Want to protect your cyber security and still get fast solutions? Ask a secure question today.Go Premium

x
  • Status: Solved
  • Priority: Medium
  • Security: Public
  • Views: 876
  • Last Modified:

SQL Server weird behavior; DBCC FLUSHPROCINDB temporarily resolves issues

Experts, I have an interesting problem that has no easy solution.  Furthermore I do not know the exact problem, just the symptoms and what has temporarily resolved it:

Approximately every 2-3 hours our database will run excessively slow.
-every call to the database is through stored procedures.
-web service calls (hitting the DB) that usually take 1-2 seconds now time out (180 seconds)
-windows services that poll the DB now time out

When we run the command 'DBCC FLUSHPROCINDB...' to clear the execution plans the database immediately speeds up and we experience no more time outs.  However, 2-3 hours later the database slows again and the time outs occur.

My question to you experts, is what steps do I take to find the specific problem? Running 'DBCC FLUSHPROCINDB(...)' every 2-3 hours is not acceptable as it is not resolving the problem.  How can I further diagnose and pinpoint the culprit?  Could one bad stored procedure execution plan slow down an entire database?  Anyone experience something similar with regards to 'DBCC FLUSHPROCINDB(...)' temporarily "fixing" the database?


0
thecoon
Asked:
thecoon
1 Solution
 
Brendt HessSenior DBACommented:
The problem is almost certainly in the way the applications work with queries, or stored procedures with RECOMPILE flags for each call.  What is happening is a side effect of the fact that SQL Server just continues to grow the procedure cache .... and grow, and grow, and grow, until you run out of available memory, at which point... it continues to grow, leading to disk swapping of memory that just slows your system to a crawl.

Your quick workaround is to run the DBCC command on a schedule, every 90 minutes say, to keep things running.  Your long term goal is to revise code to make more reuse of the same plans
0
 
thecoonAuthor Commented:
bhess1, all of the queries through applications are done via stored procedures without RECOMPILE flags.  The only thing I can think of that might make the procedure cache grow is we use dynamic SQL in several stored procedures that are called infrequently (procedure is called ~3,000 times in a day, but we have stored procedures that are called 180,000 times a day).
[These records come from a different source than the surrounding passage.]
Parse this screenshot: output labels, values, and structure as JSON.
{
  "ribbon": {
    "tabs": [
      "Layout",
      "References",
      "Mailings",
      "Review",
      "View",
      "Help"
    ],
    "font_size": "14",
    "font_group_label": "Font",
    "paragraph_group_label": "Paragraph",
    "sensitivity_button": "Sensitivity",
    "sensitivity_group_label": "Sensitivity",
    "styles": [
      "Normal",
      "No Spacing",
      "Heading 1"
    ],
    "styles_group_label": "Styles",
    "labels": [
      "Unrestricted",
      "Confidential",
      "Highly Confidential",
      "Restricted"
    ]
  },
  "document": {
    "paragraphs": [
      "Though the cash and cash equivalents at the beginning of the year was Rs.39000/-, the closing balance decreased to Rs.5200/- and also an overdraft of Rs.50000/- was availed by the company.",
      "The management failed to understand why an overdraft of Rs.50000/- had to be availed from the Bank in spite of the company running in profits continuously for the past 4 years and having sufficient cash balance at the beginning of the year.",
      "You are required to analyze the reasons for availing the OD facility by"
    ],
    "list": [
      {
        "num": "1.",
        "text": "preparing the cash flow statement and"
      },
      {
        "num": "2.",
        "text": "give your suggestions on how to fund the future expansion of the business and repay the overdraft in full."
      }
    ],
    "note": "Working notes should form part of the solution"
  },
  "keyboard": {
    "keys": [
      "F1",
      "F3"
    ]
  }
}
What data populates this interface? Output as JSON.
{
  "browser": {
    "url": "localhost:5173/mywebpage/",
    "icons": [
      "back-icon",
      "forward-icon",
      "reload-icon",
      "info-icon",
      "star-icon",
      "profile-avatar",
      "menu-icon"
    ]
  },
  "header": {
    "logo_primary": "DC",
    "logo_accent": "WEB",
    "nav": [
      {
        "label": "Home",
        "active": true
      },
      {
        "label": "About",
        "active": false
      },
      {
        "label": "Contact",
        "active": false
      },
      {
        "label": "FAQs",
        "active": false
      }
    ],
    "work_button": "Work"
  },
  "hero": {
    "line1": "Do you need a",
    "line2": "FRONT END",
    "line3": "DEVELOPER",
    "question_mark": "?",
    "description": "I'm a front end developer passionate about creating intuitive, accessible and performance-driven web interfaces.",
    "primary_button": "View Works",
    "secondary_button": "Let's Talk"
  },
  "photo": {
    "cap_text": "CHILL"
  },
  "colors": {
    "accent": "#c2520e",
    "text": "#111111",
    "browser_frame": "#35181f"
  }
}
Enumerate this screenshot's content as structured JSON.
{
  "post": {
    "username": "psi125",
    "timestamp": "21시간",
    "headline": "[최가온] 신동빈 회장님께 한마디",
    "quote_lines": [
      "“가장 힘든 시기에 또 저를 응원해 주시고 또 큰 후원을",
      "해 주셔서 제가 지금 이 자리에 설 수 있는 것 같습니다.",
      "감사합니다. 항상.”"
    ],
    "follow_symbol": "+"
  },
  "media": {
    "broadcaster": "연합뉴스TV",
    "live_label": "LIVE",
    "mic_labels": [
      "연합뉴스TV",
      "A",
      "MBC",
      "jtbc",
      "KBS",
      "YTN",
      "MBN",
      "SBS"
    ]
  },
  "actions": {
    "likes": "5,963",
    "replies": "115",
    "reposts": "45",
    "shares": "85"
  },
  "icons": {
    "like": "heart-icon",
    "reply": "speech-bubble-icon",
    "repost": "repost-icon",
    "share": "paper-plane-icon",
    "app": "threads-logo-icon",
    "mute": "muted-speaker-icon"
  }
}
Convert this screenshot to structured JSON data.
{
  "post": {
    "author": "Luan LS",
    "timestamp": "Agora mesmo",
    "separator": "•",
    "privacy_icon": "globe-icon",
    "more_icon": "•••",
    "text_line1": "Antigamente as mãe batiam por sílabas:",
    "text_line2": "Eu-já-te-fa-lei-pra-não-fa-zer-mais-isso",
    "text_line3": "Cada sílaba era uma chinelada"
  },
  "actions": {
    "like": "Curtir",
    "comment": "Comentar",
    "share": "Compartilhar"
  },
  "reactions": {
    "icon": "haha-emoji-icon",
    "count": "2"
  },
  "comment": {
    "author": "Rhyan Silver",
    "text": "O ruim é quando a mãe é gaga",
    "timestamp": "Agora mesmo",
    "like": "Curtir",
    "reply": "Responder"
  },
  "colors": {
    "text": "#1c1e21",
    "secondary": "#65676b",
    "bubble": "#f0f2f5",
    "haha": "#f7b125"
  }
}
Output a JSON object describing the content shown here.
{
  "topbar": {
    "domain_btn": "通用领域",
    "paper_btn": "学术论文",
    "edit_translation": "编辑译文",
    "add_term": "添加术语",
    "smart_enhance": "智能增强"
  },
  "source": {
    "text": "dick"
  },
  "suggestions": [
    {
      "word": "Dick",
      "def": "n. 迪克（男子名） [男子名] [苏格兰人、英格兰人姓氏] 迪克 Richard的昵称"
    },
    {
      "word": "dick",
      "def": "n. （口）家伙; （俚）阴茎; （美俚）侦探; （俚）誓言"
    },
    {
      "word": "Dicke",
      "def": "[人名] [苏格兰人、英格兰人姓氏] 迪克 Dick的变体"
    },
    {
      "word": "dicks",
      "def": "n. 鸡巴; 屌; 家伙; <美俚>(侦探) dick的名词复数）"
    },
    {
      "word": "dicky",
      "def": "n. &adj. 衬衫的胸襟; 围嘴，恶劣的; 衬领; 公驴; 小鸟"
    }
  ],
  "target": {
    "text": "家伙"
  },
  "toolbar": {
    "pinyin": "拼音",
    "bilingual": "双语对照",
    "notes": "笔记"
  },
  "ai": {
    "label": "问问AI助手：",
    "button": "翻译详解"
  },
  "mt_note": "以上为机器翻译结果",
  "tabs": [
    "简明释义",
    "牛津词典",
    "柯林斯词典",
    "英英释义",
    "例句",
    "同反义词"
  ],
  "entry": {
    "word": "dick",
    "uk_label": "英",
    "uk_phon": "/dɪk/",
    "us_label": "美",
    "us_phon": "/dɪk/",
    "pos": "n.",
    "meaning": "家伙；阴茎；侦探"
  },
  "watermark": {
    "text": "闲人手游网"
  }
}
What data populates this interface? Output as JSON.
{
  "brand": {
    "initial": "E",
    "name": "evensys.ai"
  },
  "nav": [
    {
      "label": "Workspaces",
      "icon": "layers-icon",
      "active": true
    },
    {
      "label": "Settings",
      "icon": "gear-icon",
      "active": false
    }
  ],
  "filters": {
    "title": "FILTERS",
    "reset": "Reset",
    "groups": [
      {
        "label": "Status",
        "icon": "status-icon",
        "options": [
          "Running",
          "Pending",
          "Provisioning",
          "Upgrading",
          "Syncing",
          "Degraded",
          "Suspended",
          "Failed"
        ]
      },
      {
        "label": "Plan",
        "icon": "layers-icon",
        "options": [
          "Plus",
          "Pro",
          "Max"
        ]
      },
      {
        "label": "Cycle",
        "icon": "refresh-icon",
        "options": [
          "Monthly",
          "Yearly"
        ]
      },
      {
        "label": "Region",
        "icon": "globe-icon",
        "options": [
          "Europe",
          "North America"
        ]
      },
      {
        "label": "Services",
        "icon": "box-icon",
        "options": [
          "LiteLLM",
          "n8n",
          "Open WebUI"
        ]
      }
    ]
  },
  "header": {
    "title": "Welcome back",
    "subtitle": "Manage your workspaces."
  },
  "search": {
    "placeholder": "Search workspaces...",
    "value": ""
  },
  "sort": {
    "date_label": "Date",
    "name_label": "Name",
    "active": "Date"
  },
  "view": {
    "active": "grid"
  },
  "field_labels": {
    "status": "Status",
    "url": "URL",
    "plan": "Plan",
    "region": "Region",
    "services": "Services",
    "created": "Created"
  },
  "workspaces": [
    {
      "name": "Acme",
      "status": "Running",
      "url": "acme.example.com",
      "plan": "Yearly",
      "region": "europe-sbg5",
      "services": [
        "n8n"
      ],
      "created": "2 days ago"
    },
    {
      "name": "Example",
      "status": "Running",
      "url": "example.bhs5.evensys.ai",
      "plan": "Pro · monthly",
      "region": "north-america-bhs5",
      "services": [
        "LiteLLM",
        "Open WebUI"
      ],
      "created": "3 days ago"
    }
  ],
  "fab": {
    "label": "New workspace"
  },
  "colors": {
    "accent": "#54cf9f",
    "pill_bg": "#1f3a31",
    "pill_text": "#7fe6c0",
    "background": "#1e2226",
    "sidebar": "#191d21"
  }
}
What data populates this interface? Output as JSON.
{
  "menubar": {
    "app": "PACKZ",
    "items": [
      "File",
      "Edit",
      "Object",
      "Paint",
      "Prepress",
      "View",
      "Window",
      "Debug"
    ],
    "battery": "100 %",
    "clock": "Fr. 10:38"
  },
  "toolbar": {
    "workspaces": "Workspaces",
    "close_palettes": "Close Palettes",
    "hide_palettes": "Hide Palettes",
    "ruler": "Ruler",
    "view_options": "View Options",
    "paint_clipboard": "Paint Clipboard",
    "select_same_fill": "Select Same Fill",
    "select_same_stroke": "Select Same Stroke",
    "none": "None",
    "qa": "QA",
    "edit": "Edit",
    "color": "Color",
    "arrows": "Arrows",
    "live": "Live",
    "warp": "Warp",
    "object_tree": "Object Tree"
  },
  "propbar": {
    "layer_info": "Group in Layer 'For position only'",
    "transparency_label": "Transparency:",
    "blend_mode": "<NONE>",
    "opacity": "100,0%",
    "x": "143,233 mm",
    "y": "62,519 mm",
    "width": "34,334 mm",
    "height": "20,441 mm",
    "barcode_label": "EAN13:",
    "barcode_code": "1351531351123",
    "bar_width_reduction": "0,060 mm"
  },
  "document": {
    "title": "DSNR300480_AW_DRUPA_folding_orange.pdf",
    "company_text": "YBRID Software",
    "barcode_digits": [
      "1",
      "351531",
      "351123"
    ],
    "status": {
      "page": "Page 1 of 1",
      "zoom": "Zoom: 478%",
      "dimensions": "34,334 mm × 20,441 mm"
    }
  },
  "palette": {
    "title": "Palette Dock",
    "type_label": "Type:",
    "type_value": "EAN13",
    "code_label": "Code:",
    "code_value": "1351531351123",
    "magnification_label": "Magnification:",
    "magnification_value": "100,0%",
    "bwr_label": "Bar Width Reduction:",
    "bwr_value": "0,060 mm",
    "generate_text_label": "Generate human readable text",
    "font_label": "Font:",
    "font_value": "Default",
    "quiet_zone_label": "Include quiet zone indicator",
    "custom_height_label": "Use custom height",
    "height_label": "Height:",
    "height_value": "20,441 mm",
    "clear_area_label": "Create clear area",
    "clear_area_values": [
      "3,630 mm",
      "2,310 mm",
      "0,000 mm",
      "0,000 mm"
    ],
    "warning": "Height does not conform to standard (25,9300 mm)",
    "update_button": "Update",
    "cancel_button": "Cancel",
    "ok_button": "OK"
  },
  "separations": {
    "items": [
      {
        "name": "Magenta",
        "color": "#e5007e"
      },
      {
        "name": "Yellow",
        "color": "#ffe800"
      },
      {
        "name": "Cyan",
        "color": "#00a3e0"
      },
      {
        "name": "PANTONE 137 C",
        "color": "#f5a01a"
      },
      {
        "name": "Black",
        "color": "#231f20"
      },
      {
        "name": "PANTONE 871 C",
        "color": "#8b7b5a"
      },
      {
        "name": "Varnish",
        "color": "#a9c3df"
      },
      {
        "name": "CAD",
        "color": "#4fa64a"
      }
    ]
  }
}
Do you have any good articles on procedure cache, for what you are talking about, that could help me?
0

Featured Post

Get your Disaster Recovery as a Service basics

Disaster Recovery as a Service is one go-to solution that revolutionizes DR planning. Implementing DRaaS could be an efficient process, easily accessible to non-DR experts. Learn about monitoring, testing, executing failovers and failbacks to ensure a "healthy" DR environment.

Tackle projects and never again get stuck behind a technical roadblock.
Join Now